“Dear reader, you will see the ways that nothing works in the house this family builds, this house of absence and abuse, where the brothers hold themselves together as they “take / their spreading bruises and scabs outside / and try to make nothing from them.” In Pearson’s poems, the boys—knowing nothing else—don’t especially recognize their pain, speak lightly of their fears, and endure with devastating calm the “blind slither to nowhere” that is their father’s gentlest path. Pearson’s boys suffer and survive in real and surreal ways: despite everything, they “follow [their] dad everywhere,” and then they find that their father “follow[s] them into mirrors.” The poems reckon with both masculinity and the imagination, the way the latter might intensify our fears, might also lift us through and beyond them.” – Sally Ball, author of Wreck Me

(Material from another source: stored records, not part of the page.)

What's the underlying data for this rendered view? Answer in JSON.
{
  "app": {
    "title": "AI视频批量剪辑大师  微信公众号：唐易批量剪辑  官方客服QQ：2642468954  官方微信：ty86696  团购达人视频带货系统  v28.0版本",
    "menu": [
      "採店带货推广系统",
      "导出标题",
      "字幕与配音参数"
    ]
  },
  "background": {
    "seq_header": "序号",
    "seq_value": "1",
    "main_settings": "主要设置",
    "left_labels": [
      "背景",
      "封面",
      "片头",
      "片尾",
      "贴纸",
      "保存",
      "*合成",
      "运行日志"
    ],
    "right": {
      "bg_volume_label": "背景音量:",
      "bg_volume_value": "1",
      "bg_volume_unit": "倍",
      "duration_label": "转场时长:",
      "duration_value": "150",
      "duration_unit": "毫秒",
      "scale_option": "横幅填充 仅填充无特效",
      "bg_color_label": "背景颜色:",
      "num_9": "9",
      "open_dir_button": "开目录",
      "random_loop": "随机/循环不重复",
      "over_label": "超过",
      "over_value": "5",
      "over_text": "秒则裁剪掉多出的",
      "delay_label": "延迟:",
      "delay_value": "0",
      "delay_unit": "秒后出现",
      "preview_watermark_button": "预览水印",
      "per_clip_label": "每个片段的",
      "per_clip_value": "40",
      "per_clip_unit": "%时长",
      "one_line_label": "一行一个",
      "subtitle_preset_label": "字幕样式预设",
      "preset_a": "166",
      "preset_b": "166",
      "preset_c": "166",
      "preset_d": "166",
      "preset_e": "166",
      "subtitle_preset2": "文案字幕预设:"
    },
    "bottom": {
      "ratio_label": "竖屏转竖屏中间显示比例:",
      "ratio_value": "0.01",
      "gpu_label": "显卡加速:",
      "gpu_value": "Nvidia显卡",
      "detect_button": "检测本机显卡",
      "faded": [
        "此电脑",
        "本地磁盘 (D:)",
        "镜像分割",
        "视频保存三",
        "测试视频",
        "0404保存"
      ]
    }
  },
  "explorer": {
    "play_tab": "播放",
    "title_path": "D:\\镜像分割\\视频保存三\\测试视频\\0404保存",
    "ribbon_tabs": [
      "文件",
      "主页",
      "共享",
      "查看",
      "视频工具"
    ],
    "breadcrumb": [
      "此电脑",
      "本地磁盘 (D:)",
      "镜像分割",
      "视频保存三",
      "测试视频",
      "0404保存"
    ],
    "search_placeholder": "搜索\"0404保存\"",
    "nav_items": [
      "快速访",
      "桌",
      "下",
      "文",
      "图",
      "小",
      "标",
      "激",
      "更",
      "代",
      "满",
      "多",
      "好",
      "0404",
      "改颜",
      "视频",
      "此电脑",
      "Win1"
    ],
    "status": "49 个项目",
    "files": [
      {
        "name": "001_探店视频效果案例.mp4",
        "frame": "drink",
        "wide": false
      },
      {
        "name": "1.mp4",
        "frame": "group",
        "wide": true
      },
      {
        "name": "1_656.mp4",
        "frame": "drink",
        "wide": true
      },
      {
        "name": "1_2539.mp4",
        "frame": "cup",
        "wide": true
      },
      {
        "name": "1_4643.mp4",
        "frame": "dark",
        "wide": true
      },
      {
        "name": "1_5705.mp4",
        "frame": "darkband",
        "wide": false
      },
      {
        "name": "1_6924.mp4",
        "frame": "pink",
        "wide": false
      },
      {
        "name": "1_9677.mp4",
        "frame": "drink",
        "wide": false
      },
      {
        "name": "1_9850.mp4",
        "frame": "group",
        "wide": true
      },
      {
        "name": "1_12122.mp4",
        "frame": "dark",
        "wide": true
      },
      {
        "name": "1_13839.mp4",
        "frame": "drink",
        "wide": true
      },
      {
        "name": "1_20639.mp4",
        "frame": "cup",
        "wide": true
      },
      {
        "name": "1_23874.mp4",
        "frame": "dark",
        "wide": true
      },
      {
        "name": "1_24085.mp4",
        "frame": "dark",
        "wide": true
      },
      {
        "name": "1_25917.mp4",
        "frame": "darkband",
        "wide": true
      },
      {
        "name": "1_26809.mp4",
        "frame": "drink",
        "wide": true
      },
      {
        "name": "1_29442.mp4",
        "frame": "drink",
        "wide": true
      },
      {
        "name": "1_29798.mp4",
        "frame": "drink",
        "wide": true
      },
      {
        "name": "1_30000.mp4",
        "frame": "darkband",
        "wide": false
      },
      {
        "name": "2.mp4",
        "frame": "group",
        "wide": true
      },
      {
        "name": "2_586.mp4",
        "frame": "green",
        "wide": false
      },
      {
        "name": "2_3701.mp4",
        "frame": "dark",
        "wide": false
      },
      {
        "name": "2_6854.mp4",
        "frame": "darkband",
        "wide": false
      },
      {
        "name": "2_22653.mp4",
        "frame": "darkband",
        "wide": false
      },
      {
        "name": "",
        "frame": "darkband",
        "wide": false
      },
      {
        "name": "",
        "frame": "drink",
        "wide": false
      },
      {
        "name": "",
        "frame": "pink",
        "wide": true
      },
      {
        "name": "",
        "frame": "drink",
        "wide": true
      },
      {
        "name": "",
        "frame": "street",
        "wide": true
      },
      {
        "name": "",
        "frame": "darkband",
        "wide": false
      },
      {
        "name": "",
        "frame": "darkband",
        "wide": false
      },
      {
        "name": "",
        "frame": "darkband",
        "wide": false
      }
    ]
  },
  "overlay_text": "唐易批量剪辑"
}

“In Dustin Pearson’s A Family Is a House we are gifted with a new surreal pantheon dissecting the mythology that arises from family. A brother’s tail that grows uncontrolled across a neighborhood. A mother who becomes a furnace, burning everything in her path. A father who leaves drippings of flesh for his children. In this stunning collection the violence and terror are palpable – we’ve known it in our homes, we know it in our nation. This book is an incredible, visceral experience from one of the most striking and necessary voices in poetry today.” – Glenn Shaheen, author of Carnivalia
AUTHOR PROFILE: Dustin Pearson is the author of A Season in Hell with Rimbaud (BOA Editions, 2022), Millennial Roost (C&R Press, 2018), and A Family Is a House (C&R Press, 2019). In 2019, The Root named Dustin one of nine Black poets working in “academic, cultural and government institutions committed to elevating and preserving the poetry artform.” In 2020, a film adaptation of his poem “The Flame in Mother’s Mouth” won Best Collaboration at the Cadence Video Poetry Festival. The recipient of fellowships from Cave Canem, the Bread Loaf Writers’ Conference, the Sewanee Writers’ Conference, the Virginia G. Piper Center for Creative Writing, and The Anderson Center at Tower View, Pearson has served as the editor of Hayden’s Ferry Review and a director of the Clemson Literary Festival. His writing has been recognized and featured by Shonda Rhimes and further distinguished by the Katherine C. Turner and John Mackay Shaw Academy of American Poets Awards and a 2021 Pushcart Prize. His work also appears in The Nation, Poetry Northwest, Blackbird, The Boiler, Bennington Review, TriQuarterly, The Literary Review, The Cortland Review, Poetry Daily, and elsewhere. He is an Assistant Professor in the Department of English Language and Literature at the University of Toledo where he teaches creative writing.
Alternatively, my social media handles are all @dustinkpearson. I’m the most fun on Instagram.
AUTHOR COMMENTS: One of my favorite writers is David Ignatow. In an interview, he was asked: In your poems where you show your anger do you feel a danger in having your vulnerability misunderstood? He responded: I couldn’t care less. This is what I have to feel, this is what I have to write. This is the life, this is the life. I’m living it.
Ignatow’s response is a basic metric for how I keep myself producing worthwhile writing.
WHERE TO BUY IT: Amazon, Small Press Distribution, Barnes & Noble
CONTACT THE AUTHOR: https://dustinkpearson.com